--- WORK INSTRUCTIONS ---
Provide only the number of lines below in which the string "poNumber" occurs.

Source records
==*==

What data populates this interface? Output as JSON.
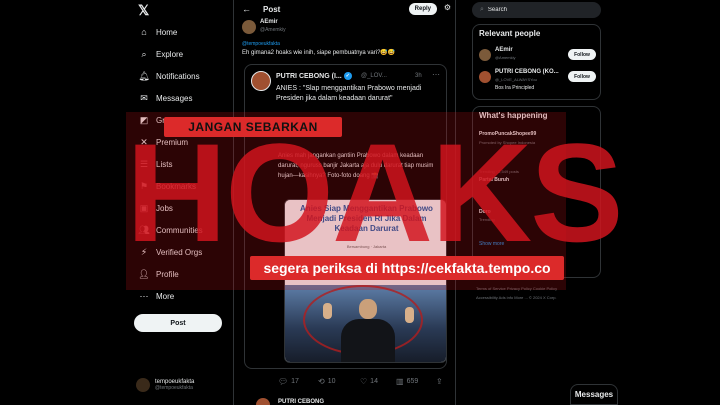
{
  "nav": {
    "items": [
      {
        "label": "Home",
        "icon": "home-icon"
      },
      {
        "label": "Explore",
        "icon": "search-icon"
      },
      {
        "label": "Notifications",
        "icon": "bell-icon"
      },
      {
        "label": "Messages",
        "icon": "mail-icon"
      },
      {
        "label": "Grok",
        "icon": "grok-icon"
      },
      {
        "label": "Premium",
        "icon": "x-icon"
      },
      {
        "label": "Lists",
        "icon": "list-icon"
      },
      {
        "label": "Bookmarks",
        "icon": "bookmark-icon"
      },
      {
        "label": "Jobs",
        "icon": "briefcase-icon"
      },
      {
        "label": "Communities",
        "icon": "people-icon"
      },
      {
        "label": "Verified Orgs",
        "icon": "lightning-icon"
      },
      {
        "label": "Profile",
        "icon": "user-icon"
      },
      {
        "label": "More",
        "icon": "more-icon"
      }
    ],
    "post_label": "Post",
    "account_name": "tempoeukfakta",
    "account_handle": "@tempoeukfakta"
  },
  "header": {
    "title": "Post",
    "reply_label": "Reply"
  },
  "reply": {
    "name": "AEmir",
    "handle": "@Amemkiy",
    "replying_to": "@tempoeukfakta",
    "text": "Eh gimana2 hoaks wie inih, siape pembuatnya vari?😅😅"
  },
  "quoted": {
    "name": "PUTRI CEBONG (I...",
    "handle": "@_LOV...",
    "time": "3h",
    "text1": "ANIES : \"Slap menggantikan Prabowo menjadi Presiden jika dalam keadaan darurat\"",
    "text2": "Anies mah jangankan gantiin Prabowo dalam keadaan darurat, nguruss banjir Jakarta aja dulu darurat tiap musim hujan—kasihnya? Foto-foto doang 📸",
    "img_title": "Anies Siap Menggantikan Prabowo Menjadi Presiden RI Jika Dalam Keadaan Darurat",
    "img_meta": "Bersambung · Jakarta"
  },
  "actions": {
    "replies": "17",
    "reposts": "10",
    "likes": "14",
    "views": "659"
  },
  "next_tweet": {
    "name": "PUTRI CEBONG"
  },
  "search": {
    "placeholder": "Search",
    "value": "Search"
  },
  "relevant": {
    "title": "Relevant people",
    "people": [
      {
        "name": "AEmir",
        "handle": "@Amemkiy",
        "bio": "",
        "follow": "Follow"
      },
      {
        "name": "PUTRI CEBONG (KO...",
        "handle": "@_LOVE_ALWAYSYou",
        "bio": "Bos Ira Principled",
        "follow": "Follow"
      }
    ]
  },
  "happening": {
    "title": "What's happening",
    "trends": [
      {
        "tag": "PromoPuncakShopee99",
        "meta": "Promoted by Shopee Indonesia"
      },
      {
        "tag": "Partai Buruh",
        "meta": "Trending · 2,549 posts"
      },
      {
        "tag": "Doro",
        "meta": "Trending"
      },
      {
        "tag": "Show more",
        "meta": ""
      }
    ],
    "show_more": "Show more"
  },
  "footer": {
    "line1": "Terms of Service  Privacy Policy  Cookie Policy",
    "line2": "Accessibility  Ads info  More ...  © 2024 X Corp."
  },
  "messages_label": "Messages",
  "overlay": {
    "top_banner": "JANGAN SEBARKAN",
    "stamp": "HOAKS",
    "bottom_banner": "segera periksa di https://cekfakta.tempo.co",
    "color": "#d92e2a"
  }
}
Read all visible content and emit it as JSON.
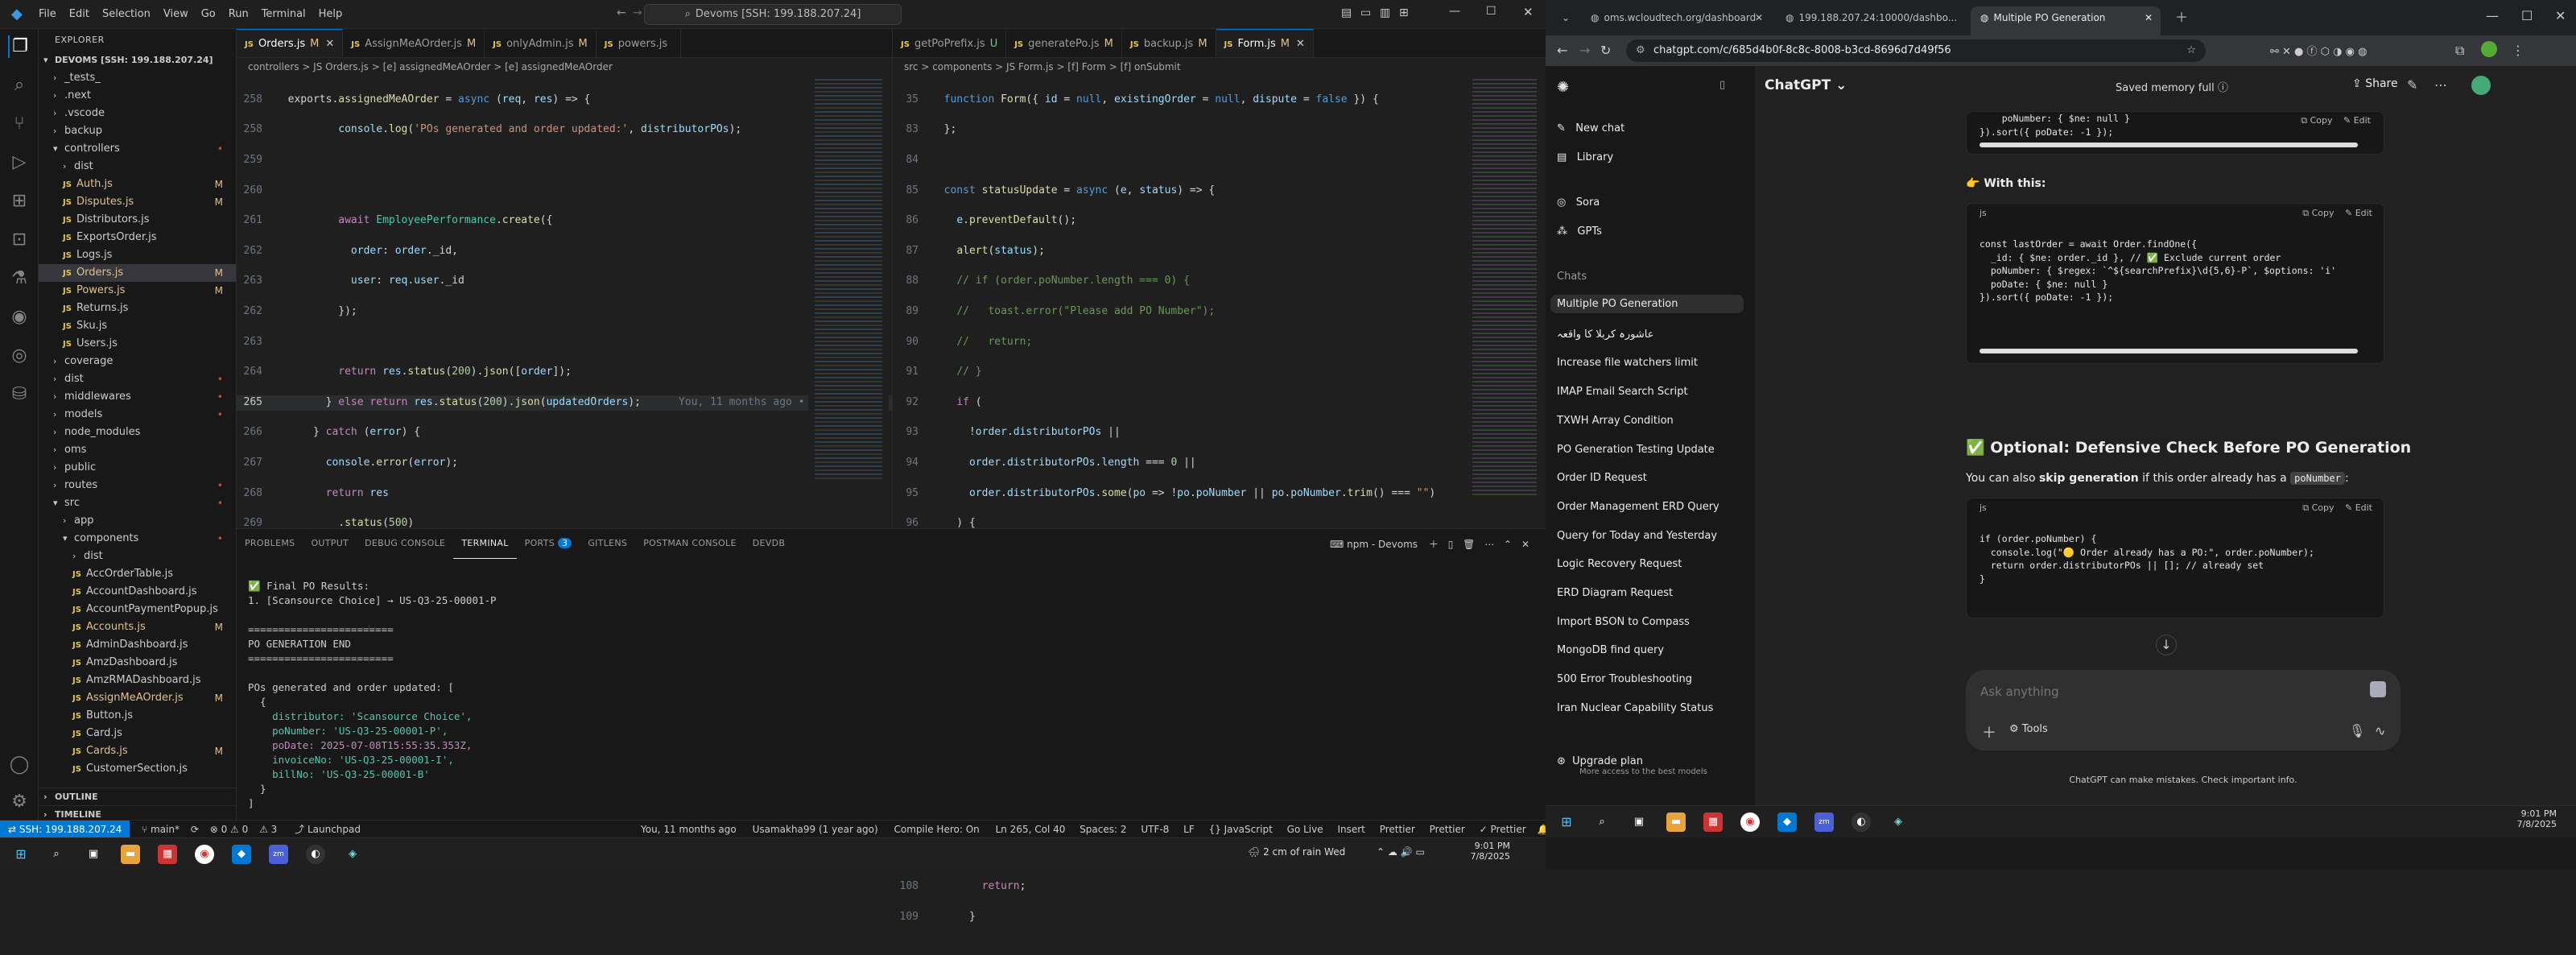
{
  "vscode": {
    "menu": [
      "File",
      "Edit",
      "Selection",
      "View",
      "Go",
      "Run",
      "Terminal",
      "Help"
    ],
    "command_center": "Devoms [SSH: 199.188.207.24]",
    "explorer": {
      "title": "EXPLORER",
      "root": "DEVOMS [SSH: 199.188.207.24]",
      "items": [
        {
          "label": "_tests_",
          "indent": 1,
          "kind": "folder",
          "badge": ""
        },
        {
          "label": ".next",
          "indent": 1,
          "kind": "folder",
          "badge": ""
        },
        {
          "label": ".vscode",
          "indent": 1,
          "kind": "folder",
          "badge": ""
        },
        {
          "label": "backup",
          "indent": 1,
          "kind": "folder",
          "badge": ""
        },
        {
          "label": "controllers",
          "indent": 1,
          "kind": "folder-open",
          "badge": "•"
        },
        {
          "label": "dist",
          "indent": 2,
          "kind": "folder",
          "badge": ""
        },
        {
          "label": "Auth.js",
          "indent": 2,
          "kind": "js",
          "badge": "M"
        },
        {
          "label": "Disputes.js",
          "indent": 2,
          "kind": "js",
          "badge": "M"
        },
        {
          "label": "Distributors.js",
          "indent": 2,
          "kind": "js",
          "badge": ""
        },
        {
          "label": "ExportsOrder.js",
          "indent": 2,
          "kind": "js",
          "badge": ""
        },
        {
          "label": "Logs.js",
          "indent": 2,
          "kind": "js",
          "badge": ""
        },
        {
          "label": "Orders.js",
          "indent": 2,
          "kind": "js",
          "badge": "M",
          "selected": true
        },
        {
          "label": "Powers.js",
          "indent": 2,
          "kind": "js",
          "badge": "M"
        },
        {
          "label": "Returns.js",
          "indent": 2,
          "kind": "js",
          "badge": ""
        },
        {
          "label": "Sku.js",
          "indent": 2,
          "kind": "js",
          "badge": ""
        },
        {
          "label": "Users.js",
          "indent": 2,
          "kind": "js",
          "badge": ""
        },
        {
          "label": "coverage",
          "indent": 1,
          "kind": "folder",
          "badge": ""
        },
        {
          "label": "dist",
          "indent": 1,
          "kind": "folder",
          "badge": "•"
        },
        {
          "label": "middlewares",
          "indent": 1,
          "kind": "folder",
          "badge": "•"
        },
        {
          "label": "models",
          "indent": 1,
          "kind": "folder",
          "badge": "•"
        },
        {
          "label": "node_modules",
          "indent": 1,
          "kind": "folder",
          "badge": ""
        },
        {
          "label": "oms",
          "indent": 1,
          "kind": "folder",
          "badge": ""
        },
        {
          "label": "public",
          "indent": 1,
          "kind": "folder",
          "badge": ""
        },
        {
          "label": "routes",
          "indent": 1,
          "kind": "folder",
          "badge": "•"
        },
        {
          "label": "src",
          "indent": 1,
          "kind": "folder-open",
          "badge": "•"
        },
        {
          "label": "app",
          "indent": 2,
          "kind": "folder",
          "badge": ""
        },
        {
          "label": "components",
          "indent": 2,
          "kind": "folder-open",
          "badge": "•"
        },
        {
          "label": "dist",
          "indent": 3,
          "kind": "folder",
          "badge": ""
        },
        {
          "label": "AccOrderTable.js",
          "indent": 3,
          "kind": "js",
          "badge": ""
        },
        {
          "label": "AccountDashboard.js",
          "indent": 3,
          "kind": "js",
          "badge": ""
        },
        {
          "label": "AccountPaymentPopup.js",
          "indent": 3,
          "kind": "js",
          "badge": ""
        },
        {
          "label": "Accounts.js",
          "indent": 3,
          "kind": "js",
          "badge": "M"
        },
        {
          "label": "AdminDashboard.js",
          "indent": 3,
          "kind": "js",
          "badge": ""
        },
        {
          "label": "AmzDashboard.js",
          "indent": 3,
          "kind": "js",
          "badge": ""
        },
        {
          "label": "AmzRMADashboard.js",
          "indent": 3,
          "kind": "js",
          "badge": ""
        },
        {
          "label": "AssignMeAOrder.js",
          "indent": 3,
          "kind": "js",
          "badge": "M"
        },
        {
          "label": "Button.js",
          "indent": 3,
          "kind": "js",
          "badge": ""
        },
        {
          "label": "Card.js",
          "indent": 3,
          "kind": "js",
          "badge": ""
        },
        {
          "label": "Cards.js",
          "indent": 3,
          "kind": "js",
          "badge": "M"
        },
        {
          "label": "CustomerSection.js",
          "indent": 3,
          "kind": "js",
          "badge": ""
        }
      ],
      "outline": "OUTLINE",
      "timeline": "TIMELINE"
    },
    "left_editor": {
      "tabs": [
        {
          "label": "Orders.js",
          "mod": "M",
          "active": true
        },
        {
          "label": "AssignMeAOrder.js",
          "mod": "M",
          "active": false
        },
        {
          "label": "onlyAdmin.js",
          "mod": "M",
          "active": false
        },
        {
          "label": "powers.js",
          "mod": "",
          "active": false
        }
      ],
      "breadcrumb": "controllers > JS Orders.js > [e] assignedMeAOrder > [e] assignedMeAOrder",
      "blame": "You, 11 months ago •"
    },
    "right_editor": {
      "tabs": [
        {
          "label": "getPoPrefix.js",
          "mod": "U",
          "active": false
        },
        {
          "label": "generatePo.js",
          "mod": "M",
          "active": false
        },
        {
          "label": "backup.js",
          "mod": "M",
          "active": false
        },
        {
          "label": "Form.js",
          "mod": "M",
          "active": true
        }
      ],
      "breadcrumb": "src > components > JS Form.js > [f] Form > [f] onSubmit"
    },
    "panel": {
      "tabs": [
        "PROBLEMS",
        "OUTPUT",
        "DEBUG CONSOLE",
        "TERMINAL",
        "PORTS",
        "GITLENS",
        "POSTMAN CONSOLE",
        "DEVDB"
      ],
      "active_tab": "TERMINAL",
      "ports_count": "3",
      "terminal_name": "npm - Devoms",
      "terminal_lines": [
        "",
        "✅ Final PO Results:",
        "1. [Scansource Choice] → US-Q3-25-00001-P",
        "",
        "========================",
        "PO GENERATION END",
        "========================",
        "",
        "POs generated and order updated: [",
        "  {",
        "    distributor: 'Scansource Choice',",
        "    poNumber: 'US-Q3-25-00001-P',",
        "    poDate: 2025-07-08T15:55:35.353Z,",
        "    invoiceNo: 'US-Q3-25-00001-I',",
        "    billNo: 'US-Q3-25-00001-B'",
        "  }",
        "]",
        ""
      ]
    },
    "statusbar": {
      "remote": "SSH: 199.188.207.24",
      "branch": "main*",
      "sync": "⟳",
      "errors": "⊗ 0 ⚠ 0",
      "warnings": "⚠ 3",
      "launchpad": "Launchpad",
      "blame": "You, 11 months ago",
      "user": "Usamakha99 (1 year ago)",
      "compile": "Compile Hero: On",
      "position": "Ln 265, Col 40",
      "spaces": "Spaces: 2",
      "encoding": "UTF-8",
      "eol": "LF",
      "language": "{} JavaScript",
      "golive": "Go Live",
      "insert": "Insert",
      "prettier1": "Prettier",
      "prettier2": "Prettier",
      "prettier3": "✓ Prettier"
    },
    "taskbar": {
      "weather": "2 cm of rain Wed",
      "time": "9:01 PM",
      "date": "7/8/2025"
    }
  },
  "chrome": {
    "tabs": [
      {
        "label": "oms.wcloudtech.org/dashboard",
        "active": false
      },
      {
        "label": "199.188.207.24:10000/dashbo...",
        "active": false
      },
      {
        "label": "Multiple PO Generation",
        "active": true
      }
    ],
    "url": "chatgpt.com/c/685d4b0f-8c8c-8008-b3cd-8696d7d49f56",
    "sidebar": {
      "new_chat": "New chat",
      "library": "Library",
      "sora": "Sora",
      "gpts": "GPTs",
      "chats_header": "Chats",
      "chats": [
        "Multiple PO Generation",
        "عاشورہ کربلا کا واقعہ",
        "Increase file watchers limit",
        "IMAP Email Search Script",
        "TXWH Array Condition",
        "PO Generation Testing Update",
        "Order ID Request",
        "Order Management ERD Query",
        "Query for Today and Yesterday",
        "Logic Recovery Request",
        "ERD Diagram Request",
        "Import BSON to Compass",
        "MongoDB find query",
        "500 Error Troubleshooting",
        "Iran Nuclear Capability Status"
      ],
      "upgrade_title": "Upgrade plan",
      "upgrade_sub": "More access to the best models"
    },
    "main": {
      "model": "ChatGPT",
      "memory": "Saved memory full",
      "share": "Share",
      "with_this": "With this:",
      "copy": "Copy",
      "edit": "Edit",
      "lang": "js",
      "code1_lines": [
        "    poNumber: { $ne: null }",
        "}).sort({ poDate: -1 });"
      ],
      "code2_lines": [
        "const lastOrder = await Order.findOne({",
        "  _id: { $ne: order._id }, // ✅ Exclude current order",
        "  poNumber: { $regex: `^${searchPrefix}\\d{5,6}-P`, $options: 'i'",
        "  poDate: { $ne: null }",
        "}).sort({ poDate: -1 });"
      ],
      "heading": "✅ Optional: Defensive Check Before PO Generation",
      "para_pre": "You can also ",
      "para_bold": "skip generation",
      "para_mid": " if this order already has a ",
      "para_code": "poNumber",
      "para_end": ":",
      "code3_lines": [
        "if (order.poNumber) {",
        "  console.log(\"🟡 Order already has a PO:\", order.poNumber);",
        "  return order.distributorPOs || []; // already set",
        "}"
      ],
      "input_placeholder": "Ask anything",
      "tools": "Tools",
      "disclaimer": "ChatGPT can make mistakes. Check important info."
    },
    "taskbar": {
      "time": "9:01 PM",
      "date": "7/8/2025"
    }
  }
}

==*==

--- OUTPUT ---
6